Page and application data records
· · · · · · ·

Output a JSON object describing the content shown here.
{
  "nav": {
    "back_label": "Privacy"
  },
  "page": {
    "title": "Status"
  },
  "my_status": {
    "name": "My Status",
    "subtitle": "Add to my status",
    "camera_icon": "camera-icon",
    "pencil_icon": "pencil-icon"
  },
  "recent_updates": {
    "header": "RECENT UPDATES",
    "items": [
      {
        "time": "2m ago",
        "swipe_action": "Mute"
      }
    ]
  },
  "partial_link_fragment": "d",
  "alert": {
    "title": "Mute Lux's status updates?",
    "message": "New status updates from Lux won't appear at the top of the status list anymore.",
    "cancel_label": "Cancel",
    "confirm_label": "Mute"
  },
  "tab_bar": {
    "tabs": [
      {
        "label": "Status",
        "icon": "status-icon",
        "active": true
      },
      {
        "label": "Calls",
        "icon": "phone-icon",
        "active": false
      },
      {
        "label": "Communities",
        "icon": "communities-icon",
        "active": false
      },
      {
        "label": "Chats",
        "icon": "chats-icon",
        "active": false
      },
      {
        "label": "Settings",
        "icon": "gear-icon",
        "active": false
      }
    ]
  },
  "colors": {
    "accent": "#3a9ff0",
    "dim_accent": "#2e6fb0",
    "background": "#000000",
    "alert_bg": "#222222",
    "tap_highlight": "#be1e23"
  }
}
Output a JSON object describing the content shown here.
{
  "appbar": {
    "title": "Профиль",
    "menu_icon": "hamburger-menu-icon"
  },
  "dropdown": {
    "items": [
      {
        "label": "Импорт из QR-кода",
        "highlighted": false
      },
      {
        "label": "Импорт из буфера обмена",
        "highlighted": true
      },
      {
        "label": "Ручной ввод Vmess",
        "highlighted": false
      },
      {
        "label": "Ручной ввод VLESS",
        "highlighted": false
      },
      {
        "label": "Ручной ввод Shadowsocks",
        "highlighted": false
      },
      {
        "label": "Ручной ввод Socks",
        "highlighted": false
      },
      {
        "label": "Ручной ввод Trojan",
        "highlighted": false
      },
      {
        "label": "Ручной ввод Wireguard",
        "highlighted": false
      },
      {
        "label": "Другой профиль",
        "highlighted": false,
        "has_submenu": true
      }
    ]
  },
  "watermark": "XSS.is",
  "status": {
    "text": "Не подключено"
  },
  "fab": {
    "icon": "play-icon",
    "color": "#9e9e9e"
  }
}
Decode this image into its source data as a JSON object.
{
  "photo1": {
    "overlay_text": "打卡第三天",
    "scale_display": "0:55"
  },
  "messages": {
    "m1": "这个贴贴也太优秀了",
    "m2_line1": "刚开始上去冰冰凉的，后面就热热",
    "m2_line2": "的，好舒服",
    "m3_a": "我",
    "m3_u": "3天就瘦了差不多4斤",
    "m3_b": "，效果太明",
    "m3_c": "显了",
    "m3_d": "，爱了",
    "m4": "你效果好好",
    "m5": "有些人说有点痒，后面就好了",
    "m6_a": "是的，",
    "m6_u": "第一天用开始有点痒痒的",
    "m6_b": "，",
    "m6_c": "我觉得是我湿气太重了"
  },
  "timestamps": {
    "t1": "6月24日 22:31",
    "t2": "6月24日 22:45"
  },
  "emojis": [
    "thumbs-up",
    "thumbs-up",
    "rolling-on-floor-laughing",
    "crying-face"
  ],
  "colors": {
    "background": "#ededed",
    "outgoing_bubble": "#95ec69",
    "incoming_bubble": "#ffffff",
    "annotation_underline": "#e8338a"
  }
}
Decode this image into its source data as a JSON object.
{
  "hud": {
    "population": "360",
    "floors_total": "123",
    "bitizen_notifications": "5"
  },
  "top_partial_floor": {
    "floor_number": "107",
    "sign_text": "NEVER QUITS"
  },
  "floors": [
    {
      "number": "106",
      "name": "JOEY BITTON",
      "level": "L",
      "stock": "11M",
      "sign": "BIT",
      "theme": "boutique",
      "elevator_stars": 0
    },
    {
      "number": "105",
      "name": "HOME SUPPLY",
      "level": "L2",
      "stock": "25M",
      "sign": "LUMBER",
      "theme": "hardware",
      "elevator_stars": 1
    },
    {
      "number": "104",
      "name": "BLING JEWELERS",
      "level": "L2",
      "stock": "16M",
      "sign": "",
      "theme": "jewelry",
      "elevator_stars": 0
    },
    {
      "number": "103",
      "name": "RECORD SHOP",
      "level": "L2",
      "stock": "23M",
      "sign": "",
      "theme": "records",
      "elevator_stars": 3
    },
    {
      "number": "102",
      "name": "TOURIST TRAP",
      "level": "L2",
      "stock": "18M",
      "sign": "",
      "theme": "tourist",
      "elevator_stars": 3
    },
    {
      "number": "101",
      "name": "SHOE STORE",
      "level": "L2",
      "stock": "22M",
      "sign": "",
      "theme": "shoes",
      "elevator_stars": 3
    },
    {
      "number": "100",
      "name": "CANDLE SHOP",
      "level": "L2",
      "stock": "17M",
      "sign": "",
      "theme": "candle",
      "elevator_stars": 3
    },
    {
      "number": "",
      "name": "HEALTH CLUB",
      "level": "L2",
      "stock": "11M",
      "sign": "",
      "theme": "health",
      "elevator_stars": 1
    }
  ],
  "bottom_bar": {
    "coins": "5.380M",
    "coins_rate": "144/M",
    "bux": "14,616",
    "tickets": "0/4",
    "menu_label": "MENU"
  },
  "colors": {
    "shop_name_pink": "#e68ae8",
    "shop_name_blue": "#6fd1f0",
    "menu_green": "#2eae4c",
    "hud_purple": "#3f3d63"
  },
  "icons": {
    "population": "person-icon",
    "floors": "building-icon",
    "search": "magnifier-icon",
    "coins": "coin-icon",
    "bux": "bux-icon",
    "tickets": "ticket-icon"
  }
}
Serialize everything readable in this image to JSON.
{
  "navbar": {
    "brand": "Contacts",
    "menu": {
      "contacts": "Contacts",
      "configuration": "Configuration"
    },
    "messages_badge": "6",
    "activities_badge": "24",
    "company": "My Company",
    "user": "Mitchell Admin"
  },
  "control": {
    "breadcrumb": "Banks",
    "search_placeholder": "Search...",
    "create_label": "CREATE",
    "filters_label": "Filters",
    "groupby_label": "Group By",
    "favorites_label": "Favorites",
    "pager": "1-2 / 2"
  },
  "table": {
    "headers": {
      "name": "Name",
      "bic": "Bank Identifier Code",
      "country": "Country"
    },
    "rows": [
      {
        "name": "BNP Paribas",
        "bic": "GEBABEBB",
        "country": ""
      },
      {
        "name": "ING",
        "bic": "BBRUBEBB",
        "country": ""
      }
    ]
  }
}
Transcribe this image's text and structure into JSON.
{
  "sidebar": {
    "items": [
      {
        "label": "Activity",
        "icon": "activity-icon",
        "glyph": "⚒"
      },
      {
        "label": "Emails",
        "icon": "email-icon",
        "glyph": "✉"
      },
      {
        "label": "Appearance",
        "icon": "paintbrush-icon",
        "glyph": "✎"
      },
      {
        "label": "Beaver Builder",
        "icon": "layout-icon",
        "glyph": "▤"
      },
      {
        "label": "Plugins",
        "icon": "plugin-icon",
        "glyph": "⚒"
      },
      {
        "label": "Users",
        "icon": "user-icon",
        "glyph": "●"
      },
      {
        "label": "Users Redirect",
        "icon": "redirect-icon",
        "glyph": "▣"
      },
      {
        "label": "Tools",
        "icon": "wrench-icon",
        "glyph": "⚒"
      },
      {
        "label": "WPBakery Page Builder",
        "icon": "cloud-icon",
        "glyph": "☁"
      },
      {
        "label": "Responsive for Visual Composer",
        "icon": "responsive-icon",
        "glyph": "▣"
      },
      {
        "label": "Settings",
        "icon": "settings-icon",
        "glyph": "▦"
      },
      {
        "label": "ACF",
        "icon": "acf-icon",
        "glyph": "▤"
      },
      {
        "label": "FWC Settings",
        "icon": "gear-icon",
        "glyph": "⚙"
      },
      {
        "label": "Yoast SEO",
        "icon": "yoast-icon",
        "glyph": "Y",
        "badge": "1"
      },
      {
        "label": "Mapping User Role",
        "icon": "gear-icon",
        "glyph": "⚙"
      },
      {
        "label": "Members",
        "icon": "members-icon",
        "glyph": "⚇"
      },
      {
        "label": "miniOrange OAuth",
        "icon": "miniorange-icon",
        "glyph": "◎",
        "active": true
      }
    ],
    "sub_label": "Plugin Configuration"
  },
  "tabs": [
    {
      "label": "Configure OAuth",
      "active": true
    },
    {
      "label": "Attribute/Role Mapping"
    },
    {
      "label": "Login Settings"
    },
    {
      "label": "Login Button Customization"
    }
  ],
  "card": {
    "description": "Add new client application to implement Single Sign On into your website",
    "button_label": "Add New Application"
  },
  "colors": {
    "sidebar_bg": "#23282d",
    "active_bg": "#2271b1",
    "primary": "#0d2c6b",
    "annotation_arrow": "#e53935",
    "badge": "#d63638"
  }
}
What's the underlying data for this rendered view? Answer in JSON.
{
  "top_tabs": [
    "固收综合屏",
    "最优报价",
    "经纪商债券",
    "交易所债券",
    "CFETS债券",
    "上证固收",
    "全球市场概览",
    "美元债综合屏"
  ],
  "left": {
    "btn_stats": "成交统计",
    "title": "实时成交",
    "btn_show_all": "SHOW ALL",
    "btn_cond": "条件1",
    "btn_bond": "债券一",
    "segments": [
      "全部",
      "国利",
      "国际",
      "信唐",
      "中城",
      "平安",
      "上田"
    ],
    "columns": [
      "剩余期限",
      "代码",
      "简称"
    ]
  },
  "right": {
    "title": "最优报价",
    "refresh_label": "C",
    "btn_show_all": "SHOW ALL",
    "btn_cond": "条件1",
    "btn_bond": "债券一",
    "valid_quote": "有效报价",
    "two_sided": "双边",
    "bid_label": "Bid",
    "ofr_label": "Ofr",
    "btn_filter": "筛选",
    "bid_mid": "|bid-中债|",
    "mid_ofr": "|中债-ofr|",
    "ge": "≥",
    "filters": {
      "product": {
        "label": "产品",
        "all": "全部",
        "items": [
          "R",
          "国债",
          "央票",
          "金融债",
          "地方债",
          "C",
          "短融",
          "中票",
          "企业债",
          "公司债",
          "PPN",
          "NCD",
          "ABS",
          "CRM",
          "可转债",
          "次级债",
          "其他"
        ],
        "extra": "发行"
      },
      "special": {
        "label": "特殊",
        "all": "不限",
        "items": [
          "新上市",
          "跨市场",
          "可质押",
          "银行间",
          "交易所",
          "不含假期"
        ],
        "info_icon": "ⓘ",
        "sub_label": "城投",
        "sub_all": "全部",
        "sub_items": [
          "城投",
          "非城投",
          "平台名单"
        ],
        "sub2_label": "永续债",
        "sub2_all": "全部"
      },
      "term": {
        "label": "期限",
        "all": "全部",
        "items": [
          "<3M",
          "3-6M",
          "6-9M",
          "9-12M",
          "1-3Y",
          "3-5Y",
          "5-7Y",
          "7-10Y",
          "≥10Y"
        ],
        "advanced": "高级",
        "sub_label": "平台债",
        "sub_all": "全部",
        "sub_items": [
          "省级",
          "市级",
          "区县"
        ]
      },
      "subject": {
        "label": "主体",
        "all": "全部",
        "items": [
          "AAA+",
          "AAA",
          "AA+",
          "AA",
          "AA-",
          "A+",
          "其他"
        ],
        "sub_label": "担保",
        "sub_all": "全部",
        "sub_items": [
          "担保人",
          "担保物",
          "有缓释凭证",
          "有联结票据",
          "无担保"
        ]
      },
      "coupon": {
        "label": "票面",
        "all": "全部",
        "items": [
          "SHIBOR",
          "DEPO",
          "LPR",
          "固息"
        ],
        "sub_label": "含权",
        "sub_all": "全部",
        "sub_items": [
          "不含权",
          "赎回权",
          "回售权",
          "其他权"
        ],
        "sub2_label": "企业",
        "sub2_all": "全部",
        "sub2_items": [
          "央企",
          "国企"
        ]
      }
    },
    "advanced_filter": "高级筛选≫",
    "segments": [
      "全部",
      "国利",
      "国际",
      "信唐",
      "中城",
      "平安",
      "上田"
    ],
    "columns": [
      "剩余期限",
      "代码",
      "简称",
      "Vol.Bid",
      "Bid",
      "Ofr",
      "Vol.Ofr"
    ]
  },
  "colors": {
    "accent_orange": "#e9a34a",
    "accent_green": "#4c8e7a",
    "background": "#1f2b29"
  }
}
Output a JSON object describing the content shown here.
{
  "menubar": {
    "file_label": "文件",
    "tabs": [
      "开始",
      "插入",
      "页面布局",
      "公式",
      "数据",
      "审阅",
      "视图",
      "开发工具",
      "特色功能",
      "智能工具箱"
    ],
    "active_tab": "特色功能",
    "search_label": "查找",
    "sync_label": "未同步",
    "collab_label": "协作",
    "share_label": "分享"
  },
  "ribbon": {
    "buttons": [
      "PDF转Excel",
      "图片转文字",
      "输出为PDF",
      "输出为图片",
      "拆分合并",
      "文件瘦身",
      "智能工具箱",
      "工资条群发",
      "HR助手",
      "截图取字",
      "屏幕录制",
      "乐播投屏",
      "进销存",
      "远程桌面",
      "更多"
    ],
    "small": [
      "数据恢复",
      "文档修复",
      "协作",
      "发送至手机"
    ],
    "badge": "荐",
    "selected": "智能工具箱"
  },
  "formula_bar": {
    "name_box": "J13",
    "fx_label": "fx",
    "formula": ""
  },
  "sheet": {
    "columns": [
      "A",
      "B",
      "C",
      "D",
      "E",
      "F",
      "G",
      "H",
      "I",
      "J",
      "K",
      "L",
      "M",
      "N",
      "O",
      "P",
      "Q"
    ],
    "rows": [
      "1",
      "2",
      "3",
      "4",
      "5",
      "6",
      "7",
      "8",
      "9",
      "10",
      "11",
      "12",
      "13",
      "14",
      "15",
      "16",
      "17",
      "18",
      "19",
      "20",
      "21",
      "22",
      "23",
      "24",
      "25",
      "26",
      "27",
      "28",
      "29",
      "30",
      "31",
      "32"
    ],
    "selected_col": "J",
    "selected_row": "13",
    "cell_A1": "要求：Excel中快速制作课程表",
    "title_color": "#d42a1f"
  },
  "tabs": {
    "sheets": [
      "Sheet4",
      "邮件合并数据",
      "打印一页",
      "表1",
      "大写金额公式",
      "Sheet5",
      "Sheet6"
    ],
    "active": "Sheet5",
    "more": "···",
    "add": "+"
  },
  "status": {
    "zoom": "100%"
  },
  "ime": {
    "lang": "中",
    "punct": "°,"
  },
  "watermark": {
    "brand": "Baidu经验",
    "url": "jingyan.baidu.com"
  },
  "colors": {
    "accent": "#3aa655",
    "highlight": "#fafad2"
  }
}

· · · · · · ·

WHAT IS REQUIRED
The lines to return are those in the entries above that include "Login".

ANSWER TO THIS EXERCISE
      "label": "Login Settings"
      "label": "Login Button Customization"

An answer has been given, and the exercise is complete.